According to court documents, Prugar worked as a systems administrator for Pa Online until June 2010, when after a series of "personal issues" with his employer, he was let go.
Days after his contract termination, Prugar used his old credentials to log into the ISP's network, install backdoors, and retrieve scripts and software on which he worked on during his employment at the company.
Seeking to hide his tracks, Prugar used an automated script that deleted various logs. As a side effect of removing some of these files, the ISP's systems crashed, affecting over 500 businesses and over 5,000 residential customers.

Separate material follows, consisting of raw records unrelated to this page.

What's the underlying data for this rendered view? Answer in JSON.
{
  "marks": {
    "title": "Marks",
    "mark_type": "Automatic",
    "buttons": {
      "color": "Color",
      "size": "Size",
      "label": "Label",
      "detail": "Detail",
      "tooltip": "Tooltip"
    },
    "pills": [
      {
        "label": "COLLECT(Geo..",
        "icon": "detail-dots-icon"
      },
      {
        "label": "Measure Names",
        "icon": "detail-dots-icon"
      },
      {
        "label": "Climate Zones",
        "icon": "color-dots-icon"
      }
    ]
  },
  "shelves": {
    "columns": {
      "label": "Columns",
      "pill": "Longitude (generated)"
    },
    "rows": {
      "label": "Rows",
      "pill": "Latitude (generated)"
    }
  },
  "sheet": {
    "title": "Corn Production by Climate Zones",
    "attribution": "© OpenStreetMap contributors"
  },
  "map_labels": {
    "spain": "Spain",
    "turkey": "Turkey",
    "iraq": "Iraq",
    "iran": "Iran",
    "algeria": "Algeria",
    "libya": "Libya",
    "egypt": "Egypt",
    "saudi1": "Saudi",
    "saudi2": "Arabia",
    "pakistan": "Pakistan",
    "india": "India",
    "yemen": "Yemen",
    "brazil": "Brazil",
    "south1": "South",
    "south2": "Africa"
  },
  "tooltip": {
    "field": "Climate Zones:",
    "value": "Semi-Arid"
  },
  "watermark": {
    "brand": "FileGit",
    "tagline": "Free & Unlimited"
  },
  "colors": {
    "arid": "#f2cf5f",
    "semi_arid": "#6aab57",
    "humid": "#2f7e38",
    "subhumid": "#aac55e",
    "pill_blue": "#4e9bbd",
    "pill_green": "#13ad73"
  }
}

"As a result of [the] system being compromised or being rendered inoperable, [the Online Service] customers as well as other customers of [the Business] were unable to access their Internet and e-mail services," court documents read. "Some of the customers were involved in the transportation of hazardous materials as well as the online distribution of pharmaceuticals."
Pa Online employees tried to fix the damage caused by the mysterious outage, and since Prugar had architected most of the network, the ISP's management reached out to their former employee for help.
During negotiations, instead of requesting money as payment, Prugar insisted that he'd be paid using the rights to the software and scripts he wrote while at the company, software which was now malfunctioning, a week after he left.
Pa Online management got suspicious, smelled foul play, and filed a complaint with the FBI. The company also requested the help of a third-party contractor to fix the outage and rebuild their entire architecture, suspecting that Prugar was somehow involved.
The outage lasted for a week, during which time the ISP lost multiple clients, and took serious damage to its reputation.
As the FBI investigation progressed, it became clear that Prugar was behind the outage, and authorities charged Prugar in October 2012.
In the subsequent proceedings, Prugar pleaded guilty on computer hacking and wire fraud charges in March 2016.
He was sentenced on November 29, 2016, and Prugar must report to the Bureau of Prisons on December 27, 2016, to begin serving his prison sentence.
Prugar faced a jail sentence of up to 30 years in prison and a fine of up to $250,000. He'll now have to spend two years in jail and pay $26,000 in restitution, according to the US Department of Justice.
As of October 1, 2015, Pa Online has ceased all operations.